## TASK DESCRIPTION
Each line of the data below containing "JSON" needs to be listed.

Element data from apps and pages
◇ ◇ ◇ ◇ ◇

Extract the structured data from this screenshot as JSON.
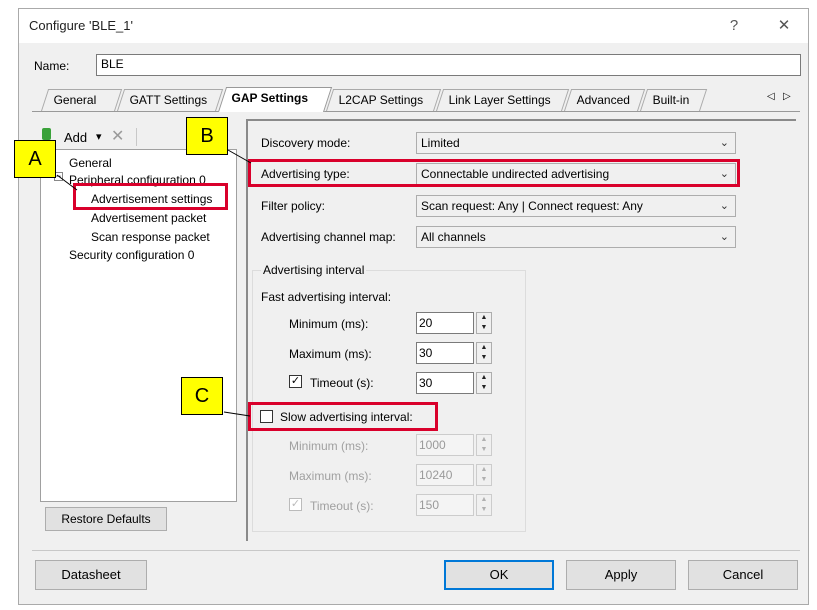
{
  "window": {
    "title": "Configure 'BLE_1'",
    "help_label": "?",
    "close_label": "✕"
  },
  "name_field": {
    "label": "Name:",
    "value": "BLE"
  },
  "tabs": [
    {
      "label": "General"
    },
    {
      "label": "GATT Settings"
    },
    {
      "label": "GAP Settings",
      "active": true
    },
    {
      "label": "L2CAP Settings"
    },
    {
      "label": "Link Layer Settings"
    },
    {
      "label": "Advanced"
    },
    {
      "label": "Built-in"
    }
  ],
  "tab_scroll": {
    "left": "◁",
    "right": "▷"
  },
  "tree_toolbar": {
    "add_label": "Add",
    "add_dropdown": "▾",
    "remove_label": "✕"
  },
  "tree": {
    "general": "General",
    "peripheral": "Peripheral configuration 0",
    "adv_settings": "Advertisement settings",
    "adv_packet": "Advertisement packet",
    "scan_response": "Scan response packet",
    "security": "Security configuration 0",
    "expander": "−"
  },
  "restore_defaults": "Restore Defaults",
  "form": {
    "discovery_mode": {
      "label": "Discovery mode:",
      "value": "Limited"
    },
    "advertising_type": {
      "label": "Advertising type:",
      "value": "Connectable undirected advertising"
    },
    "filter_policy": {
      "label": "Filter policy:",
      "value": "Scan request: Any | Connect request: Any"
    },
    "channel_map": {
      "label": "Advertising channel map:",
      "value": "All channels"
    },
    "chevron": "⌄",
    "interval_group": "Advertising interval",
    "fast": {
      "label": "Fast advertising interval:",
      "minimum_label": "Minimum (ms):",
      "minimum": "20",
      "maximum_label": "Maximum (ms):",
      "maximum": "30",
      "timeout_label": "Timeout (s):",
      "timeout": "30",
      "timeout_checked": true
    },
    "slow": {
      "label": "Slow advertising interval:",
      "checked": false,
      "minimum_label": "Minimum (ms):",
      "minimum": "1000",
      "maximum_label": "Maximum (ms):",
      "maximum": "10240",
      "timeout_label": "Timeout (s):",
      "timeout": "150",
      "timeout_checked": true
    },
    "spin_up": "▲",
    "spin_down": "▼",
    "check_mark": "✓"
  },
  "callouts": {
    "a": "A",
    "b": "B",
    "c": "C"
  },
  "buttons": {
    "datasheet": "Datasheet",
    "ok": "OK",
    "apply": "Apply",
    "cancel": "Cancel"
  },
  "colors": {
    "highlight": "#d9002b",
    "callout": "#ffff00",
    "focus": "#0078d7"
  }
}
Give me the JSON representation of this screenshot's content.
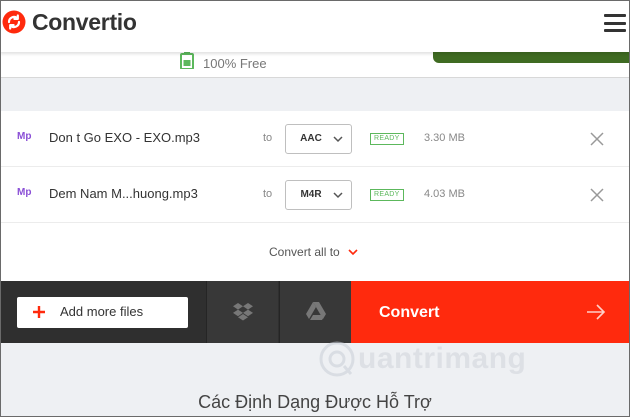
{
  "header": {
    "logo_text": "Convertio",
    "logo_icon": "convertio-arrows-icon",
    "menu_icon": "hamburger-menu-icon",
    "brand_color": "#ff2a0d"
  },
  "promo": {
    "free_text": "100% Free",
    "free_icon": "battery-icon",
    "accent": "#3f6b22"
  },
  "files": [
    {
      "icon_label": "Mp",
      "name": "Don t Go EXO - EXO.mp3",
      "to": "to",
      "format": "AAC",
      "status": "READY",
      "size": "3.30 MB"
    },
    {
      "icon_label": "Mp",
      "name": "Dem Nam M...huong.mp3",
      "to": "to",
      "format": "M4R",
      "status": "READY",
      "size": "4.03 MB"
    }
  ],
  "convert_all": {
    "label": "Convert all to"
  },
  "actions": {
    "add_files": "Add more files",
    "dropbox_icon": "dropbox-icon",
    "gdrive_icon": "google-drive-icon",
    "convert": "Convert",
    "convert_color": "#ff2a0d"
  },
  "watermark": {
    "text": "uantrimang"
  },
  "formats_heading": "Các Định Dạng Được Hỗ Trợ"
}
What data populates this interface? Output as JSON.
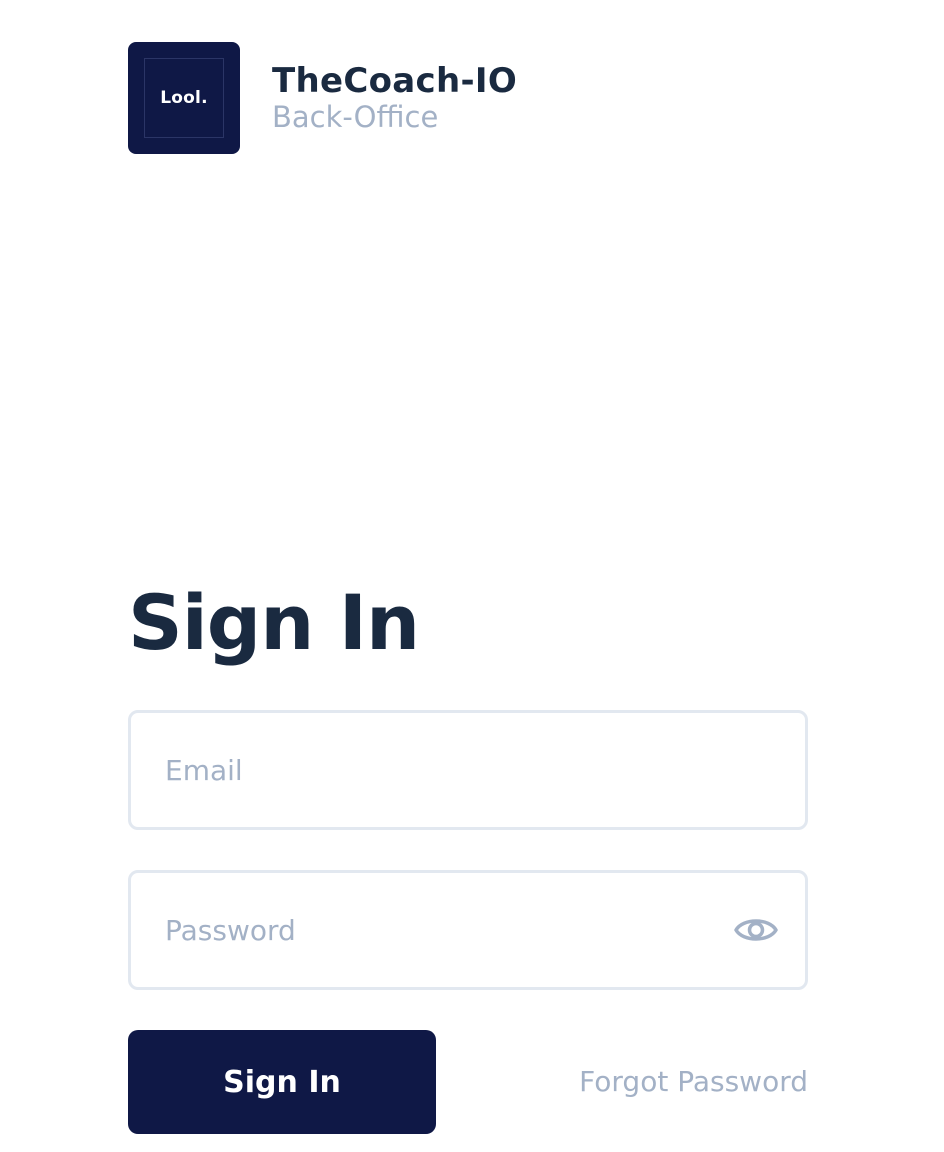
{
  "brand": {
    "logo_text": "Lool.",
    "name": "TheCoach-IO",
    "subtitle": "Back-Office"
  },
  "form": {
    "title": "Sign In",
    "email": {
      "value": "",
      "placeholder": "Email"
    },
    "password": {
      "value": "",
      "placeholder": "Password",
      "toggle_icon": "eye-icon"
    },
    "submit_label": "Sign In",
    "forgot_label": "Forgot Password"
  },
  "colors": {
    "primary": "#0f1846",
    "heading": "#1a2a40",
    "muted": "#a3b1c6",
    "border": "#e2e8f0",
    "background": "#ffffff"
  }
}
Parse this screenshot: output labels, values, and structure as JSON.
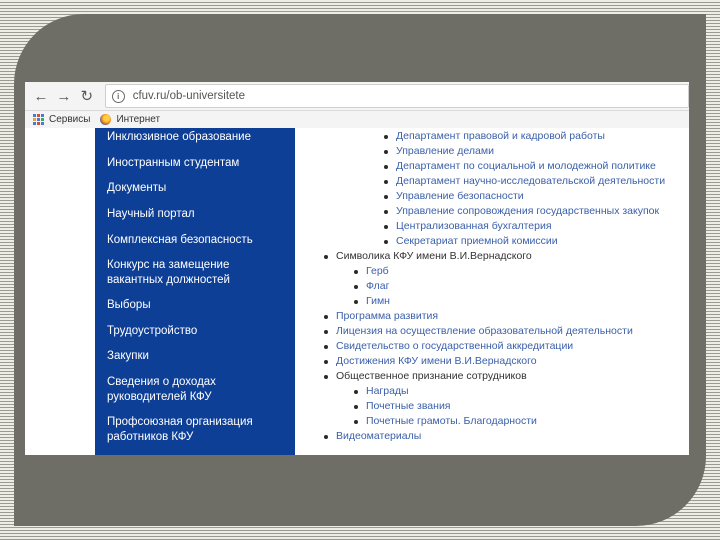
{
  "browser": {
    "url": "cfuv.ru/ob-universitete",
    "bookmarks": [
      "Сервисы",
      "Интернет"
    ]
  },
  "sidebar": {
    "items": [
      {
        "label": "Инклюзивное образование"
      },
      {
        "label": "Иностранным студентам"
      },
      {
        "label": "Документы"
      },
      {
        "label": "Научный портал"
      },
      {
        "label": "Комплексная безопасность"
      },
      {
        "label": "Конкурс на замещение вакантных должностей"
      },
      {
        "label": "Выборы"
      },
      {
        "label": "Трудоустройство"
      },
      {
        "label": "Закупки"
      },
      {
        "label": "Сведения о доходах руководителей КФУ"
      },
      {
        "label": "Профсоюзная организация работников КФУ"
      }
    ]
  },
  "content": {
    "items": [
      {
        "label": "Департамент правовой и кадровой работы"
      },
      {
        "label": "Управление делами"
      },
      {
        "label": "Департамент по социальной и молодежной политике"
      },
      {
        "label": "Департамент научно-исследовательской деятельности"
      },
      {
        "label": "Управление безопасности"
      },
      {
        "label": "Управление сопровождения государственных закупок"
      },
      {
        "label": "Централизованная бухгалтерия"
      },
      {
        "label": "Секретариат приемной комиссии"
      },
      {
        "label": "Символика КФУ имени В.И.Вернадского"
      },
      {
        "label": "Герб"
      },
      {
        "label": "Флаг"
      },
      {
        "label": "Гимн"
      },
      {
        "label": "Программа развития"
      },
      {
        "label": "Лицензия на осуществление образовательной деятельности"
      },
      {
        "label": "Свидетельство о государственной аккредитации"
      },
      {
        "label": "Достижения КФУ имени В.И.Вернадского"
      },
      {
        "label": "Общественное признание сотрудников"
      },
      {
        "label": "Награды"
      },
      {
        "label": "Почетные звания"
      },
      {
        "label": "Почетные грамоты. Благодарности"
      },
      {
        "label": "Видеоматериалы"
      }
    ]
  }
}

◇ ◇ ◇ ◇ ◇

## EXPECTED ANSWER
Extract the structured data from this screenshot as JSON.
Give me the JSON representation of this screenshot's content.
What data populates this interface? Output as JSON.
Parse this screenshot: output labels, values, and structure as JSON.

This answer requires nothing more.